### What is expected:
Your answer should restate each line of the data below word for word.

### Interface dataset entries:
────────────────────────────────────────
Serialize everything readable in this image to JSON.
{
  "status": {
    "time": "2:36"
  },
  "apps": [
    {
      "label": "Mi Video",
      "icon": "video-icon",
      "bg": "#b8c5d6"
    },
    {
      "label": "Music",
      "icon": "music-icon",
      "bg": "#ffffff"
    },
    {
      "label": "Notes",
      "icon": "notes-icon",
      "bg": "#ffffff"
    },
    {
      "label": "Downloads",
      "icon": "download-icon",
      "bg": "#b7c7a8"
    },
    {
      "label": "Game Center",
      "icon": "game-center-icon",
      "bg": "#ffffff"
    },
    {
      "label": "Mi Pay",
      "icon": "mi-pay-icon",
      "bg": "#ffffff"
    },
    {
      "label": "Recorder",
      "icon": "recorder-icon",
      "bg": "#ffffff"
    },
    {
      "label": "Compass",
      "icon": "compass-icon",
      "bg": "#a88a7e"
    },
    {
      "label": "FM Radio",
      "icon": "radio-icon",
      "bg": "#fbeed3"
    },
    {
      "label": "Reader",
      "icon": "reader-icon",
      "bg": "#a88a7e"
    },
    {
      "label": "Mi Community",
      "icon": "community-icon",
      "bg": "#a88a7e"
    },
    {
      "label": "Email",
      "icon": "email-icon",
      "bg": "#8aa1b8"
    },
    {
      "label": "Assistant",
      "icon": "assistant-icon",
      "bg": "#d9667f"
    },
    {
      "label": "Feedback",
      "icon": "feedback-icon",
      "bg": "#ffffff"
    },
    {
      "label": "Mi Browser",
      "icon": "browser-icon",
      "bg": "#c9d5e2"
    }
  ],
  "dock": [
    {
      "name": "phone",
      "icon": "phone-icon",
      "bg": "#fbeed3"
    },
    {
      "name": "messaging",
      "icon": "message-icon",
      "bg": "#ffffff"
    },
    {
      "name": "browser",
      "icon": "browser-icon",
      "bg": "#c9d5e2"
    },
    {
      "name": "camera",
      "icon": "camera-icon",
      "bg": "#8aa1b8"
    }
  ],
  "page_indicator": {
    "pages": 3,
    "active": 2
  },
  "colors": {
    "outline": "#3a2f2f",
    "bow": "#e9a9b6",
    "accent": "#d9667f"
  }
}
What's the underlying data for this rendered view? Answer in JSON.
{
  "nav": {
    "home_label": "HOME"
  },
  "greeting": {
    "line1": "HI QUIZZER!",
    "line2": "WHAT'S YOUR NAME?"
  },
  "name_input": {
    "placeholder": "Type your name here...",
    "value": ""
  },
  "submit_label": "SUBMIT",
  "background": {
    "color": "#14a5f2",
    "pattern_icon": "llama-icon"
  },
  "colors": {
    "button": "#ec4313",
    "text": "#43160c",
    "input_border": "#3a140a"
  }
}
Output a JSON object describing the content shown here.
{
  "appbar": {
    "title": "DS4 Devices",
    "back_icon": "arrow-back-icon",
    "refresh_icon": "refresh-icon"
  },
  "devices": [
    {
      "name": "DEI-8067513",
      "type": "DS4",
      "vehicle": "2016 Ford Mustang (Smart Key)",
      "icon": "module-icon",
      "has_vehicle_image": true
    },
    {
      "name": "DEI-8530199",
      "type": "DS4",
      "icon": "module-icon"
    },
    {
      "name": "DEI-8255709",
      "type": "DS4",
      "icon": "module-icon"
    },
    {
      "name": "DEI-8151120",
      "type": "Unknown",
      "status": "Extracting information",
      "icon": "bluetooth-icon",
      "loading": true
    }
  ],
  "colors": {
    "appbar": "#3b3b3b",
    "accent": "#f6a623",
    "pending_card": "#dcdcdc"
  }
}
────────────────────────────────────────
### Response:
Serialize everything readable in this image to JSON.
{
  "status": {
    "time": "2:36"
  },
  "apps": [
    {
      "label": "Mi Video",
      "icon": "video-icon",
      "bg": "#b8c5d6"
    },
    {
      "label": "Music",
      "icon": "music-icon",
      "bg": "#ffffff"
    },
    {
      "label": "Notes",
      "icon": "notes-icon",
      "bg": "#ffffff"
    },
    {
      "label": "Downloads",
      "icon": "download-icon",
      "bg": "#b7c7a8"
    },
    {
      "label": "Game Center",
      "icon": "game-center-icon",
      "bg": "#ffffff"
    },
    {
      "label": "Mi Pay",
      "icon": "mi-pay-icon",
      "bg": "#ffffff"
    },
    {
      "label": "Recorder",
      "icon": "recorder-icon",
      "bg": "#ffffff"
    },
    {
      "label": "Compass",
      "icon": "compass-icon",
      "bg": "#a88a7e"
    },
    {
      "label": "FM Radio",
      "icon": "radio-icon",
      "bg": "#fbeed3"
    },
    {
      "label": "Reader",
      "icon": "reader-icon",
      "bg": "#a88a7e"
    },
    {
      "label": "Mi Community",
      "icon": "community-icon",
      "bg": "#a88a7e"
    },
    {
      "label": "Email",
      "icon": "email-icon",
      "bg": "#8aa1b8"
    },
    {
      "label": "Assistant",
      "icon": "assistant-icon",
      "bg": "#d9667f"
    },
    {
      "label": "Feedback",
      "icon": "feedback-icon",
      "bg": "#ffffff"
    },
    {
      "label": "Mi Browser",
      "icon": "browser-icon",
      "bg": "#c9d5e2"
    }
  ],
  "dock": [
    {
      "name": "phone",
      "icon": "phone-icon",
      "bg": "#fbeed3"
    },
    {
      "name": "messaging",
      "icon": "message-icon",
      "bg": "#ffffff"
    },
    {
      "name": "browser",
      "icon": "browser-icon",
      "bg": "#c9d5e2"
    },
    {
      "name": "camera",
      "icon": "camera-icon",
      "bg": "#8aa1b8"
    }
  ],
  "page_indicator": {
    "pages": 3,
    "active": 2
  },
  "colors": {
    "outline": "#3a2f2f",
    "bow": "#e9a9b6",
    "accent": "#d9667f"
  }
}
What's the underlying data for this rendered view? Answer in JSON.
{
  "nav": {
    "home_label": "HOME"
  },
  "greeting": {
    "line1": "HI QUIZZER!",
    "line2": "WHAT'S YOUR NAME?"
  },
  "name_input": {
    "placeholder": "Type your name here...",
    "value": ""
  },
  "submit_label": "SUBMIT",
  "background": {
    "color": "#14a5f2",
    "pattern_icon": "llama-icon"
  },
  "colors": {
    "button": "#ec4313",
    "text": "#43160c",
    "input_border": "#3a140a"
  }
}
Output a JSON object describing the content shown here.
{
  "appbar": {
    "title": "DS4 Devices",
    "back_icon": "arrow-back-icon",
    "refresh_icon": "refresh-icon"
  },
  "devices": [
    {
      "name": "DEI-8067513",
      "type": "DS4",
      "vehicle": "2016 Ford Mustang (Smart Key)",
      "icon": "module-icon",
      "has_vehicle_image": true
    },
    {
      "name": "DEI-8530199",
      "type": "DS4",
      "icon": "module-icon"
    },
    {
      "name": "DEI-8255709",
      "type": "DS4",
      "icon": "module-icon"
    },
    {
      "name": "DEI-8151120",
      "type": "Unknown",
      "status": "Extracting information",
      "icon": "bluetooth-icon",
      "loading": true
    }
  ],
  "colors": {
    "appbar": "#3b3b3b",
    "accent": "#f6a623",
    "pending_card": "#dcdcdc"
  }
}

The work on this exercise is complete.